* _Task item_
Reproduce the records that follow exactly; any picture among them stays out.

+++++

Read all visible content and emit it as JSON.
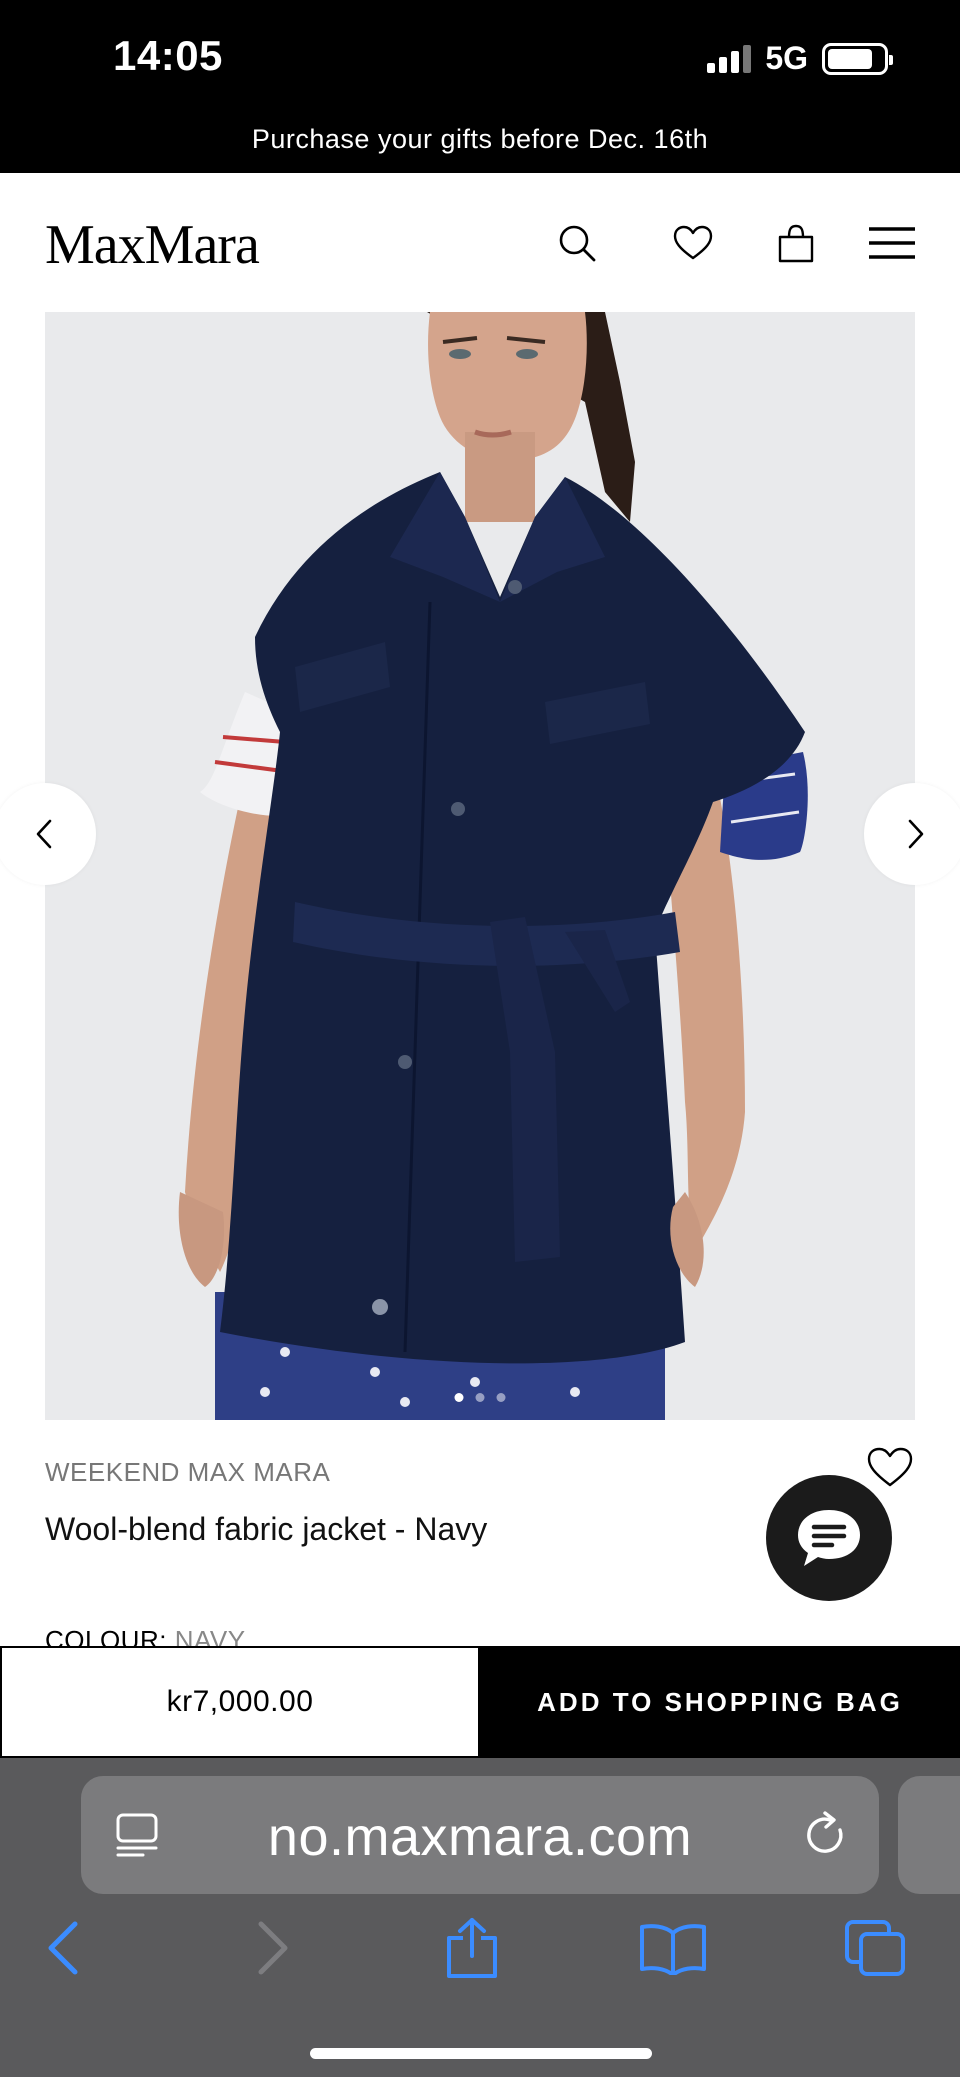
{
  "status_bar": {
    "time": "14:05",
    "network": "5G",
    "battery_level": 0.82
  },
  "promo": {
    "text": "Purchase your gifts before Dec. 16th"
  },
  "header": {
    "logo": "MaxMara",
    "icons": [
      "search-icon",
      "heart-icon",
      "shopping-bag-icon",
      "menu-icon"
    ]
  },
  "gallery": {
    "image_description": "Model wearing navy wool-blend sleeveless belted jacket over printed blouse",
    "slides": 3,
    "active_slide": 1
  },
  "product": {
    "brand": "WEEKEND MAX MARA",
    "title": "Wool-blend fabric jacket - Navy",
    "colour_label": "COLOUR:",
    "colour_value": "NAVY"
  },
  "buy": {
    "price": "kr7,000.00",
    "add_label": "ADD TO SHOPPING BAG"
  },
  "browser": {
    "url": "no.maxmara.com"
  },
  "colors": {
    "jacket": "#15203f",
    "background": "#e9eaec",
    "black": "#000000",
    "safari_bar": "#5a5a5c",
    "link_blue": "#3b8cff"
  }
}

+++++

* _Exercise output_
Read all visible content and emit it as JSON.
{
  "status_bar": {
    "time": "14:05",
    "network": "5G",
    "battery_level": 0.82
  },
  "promo": {
    "text": "Purchase your gifts before Dec. 16th"
  },
  "header": {
    "logo": "MaxMara",
    "icons": [
      "search-icon",
      "heart-icon",
      "shopping-bag-icon",
      "menu-icon"
    ]
  },
  "gallery": {
    "image_description": "Model wearing navy wool-blend sleeveless belted jacket over printed blouse",
    "slides": 3,
    "active_slide": 1
  },
  "product": {
    "brand": "WEEKEND MAX MARA",
    "title": "Wool-blend fabric jacket - Navy",
    "colour_label": "COLOUR:",
    "colour_value": "NAVY"
  },
  "buy": {
    "price": "kr7,000.00",
    "add_label": "ADD TO SHOPPING BAG"
  },
  "browser": {
    "url": "no.maxmara.com"
  },
  "colors": {
    "jacket": "#15203f",
    "background": "#e9eaec",
    "black": "#000000",
    "safari_bar": "#5a5a5c",
    "link_blue": "#3b8cff"
  }
}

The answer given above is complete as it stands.